Black Feathers is the group’s new seven-track vinyl/digital EP — its fourth album with Landelius and sixth overall. It’s charged with the same surf-rock energy of albums past but scales back the jazz leanings and Angelo Badalamenti-style moodiness of its last release, Cotton Needle Sessions. Though short, it’s a well-balanced release, alternating between the down-tempo swagger of “Jive Turkey,” the reverberated rock of “My War,” and the western dub of “By the Time I Get out of Phoenix.”
Every Friday, The Metal Examiner delves metal’s endless depths to present the genre’s most important and exciting albums.
The Rival Mob: “Hardcore for Hardcore” [audio:http://alarm-magazine.com/wp-content/uploads/2010/10/01-Hardcore-for-Hardcore.mp3|titles=The Rival Mob – Hardcore for Hardcore]
The Rival Mob has collected all sorts of praise with its approach to the New York hardcore sound of the late ’80s, and it doesn’t hurt that vocalist Brendan Radigan splits time playing drums in niche-loved Mind Eraser. Although everyone knows not to judge an album by its cover, the lush, conflict-laden painting adorning Hardcore for Hardcore, the band’s new six-song seven-inch, primes the listener adequately for what lies within.
Shawn Knight, a.k.a. designer and illustrator Pinky Blaster, has created art and music since an early age. Followers of the Detroit music scene may recognize his name – previously of the band New Grenada, Knight now performs in the high-energy punk band Child Bite. The band is notorious for its wide range of instruments, humorous live performances, and its members’ impressive facial hair.
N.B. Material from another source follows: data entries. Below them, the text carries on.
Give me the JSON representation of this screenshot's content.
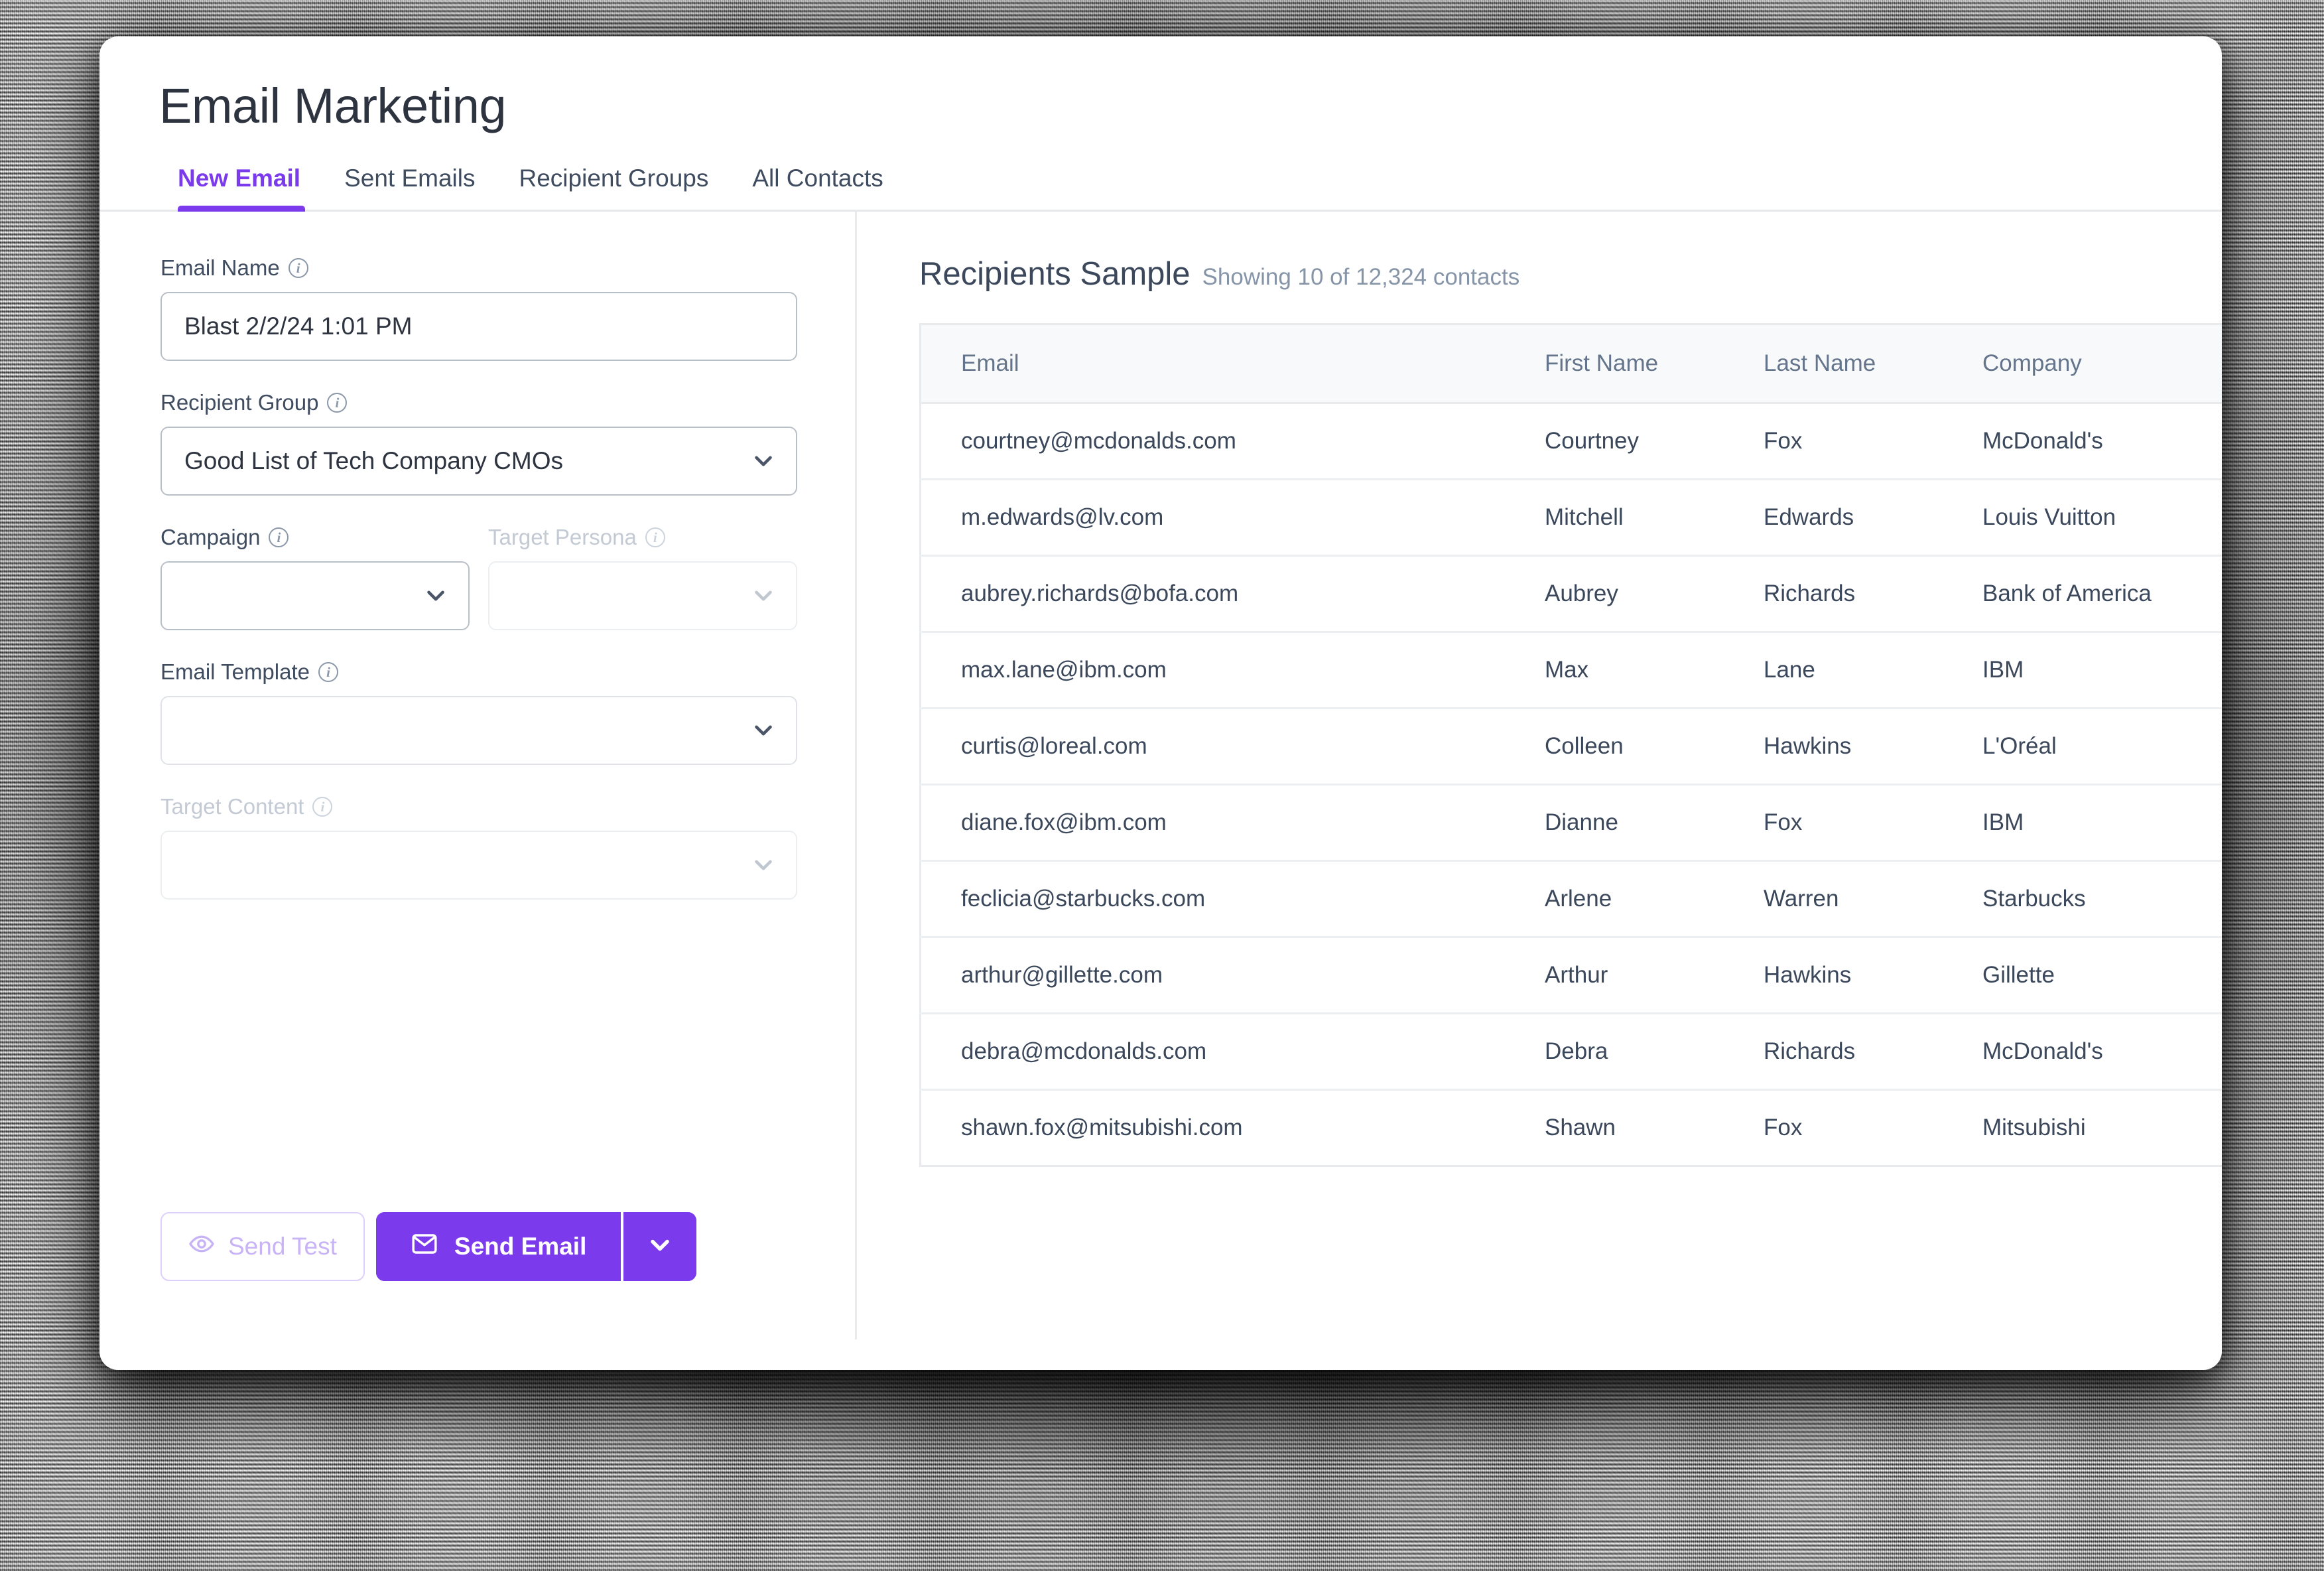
{
  "app": {
    "title": "Email Marketing",
    "accent_color": "#7C3AED",
    "text_color": "#3B475A"
  },
  "tabs": [
    {
      "label": "New Email",
      "active": true
    },
    {
      "label": "Sent Emails",
      "active": false
    },
    {
      "label": "Recipient Groups",
      "active": false
    },
    {
      "label": "All Contacts",
      "active": false
    }
  ],
  "form": {
    "email_name": {
      "label": "Email Name",
      "value": "Blast 2/2/24 1:01 PM",
      "placeholder": ""
    },
    "recipient_group": {
      "label": "Recipient Group",
      "value": "Good List of Tech Company CMOs",
      "placeholder": ""
    },
    "campaign": {
      "label": "Campaign",
      "value": "",
      "placeholder": ""
    },
    "target_persona": {
      "label": "Target Persona",
      "value": "",
      "placeholder": "",
      "disabled": true
    },
    "email_template": {
      "label": "Email Template",
      "value": "",
      "placeholder": ""
    },
    "target_content": {
      "label": "Target Content",
      "value": "",
      "placeholder": "",
      "disabled": true
    }
  },
  "actions": {
    "send_test_label": "Send Test",
    "send_email_label": "Send Email"
  },
  "recipients_panel": {
    "title": "Recipients Sample",
    "subtitle": "Showing 10 of 12,324 contacts",
    "columns": [
      "Email",
      "First Name",
      "Last Name",
      "Company"
    ],
    "rows": [
      {
        "email": "courtney@mcdonalds.com",
        "first": "Courtney",
        "last": "Fox",
        "company": "McDonald's"
      },
      {
        "email": "m.edwards@lv.com",
        "first": "Mitchell",
        "last": "Edwards",
        "company": "Louis Vuitton"
      },
      {
        "email": "aubrey.richards@bofa.com",
        "first": "Aubrey",
        "last": "Richards",
        "company": "Bank of America"
      },
      {
        "email": "max.lane@ibm.com",
        "first": "Max",
        "last": "Lane",
        "company": "IBM"
      },
      {
        "email": "curtis@loreal.com",
        "first": "Colleen",
        "last": "Hawkins",
        "company": "L'Oréal"
      },
      {
        "email": "diane.fox@ibm.com",
        "first": "Dianne",
        "last": "Fox",
        "company": "IBM"
      },
      {
        "email": "feclicia@starbucks.com",
        "first": "Arlene",
        "last": "Warren",
        "company": "Starbucks"
      },
      {
        "email": "arthur@gillette.com",
        "first": "Arthur",
        "last": "Hawkins",
        "company": "Gillette"
      },
      {
        "email": "debra@mcdonalds.com",
        "first": "Debra",
        "last": "Richards",
        "company": "McDonald's"
      },
      {
        "email": "shawn.fox@mitsubishi.com",
        "first": "Shawn",
        "last": "Fox",
        "company": "Mitsubishi"
      }
    ]
  },
  "icons": {
    "info": "info-icon",
    "chevron_down": "chevron-down-icon",
    "envelope": "envelope-icon",
    "eye": "eye-icon"
  }
}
While in high school, Knight began playing in punk and metal bands. These two genres influenced him heavily while he was growing up; he notes both Black Flag and The Dead Kennedys as significant influences. Knight got his start designing local band fliers and posters, and he continues to use live music as an opportunity to expose his artistic skills — though now at a national level.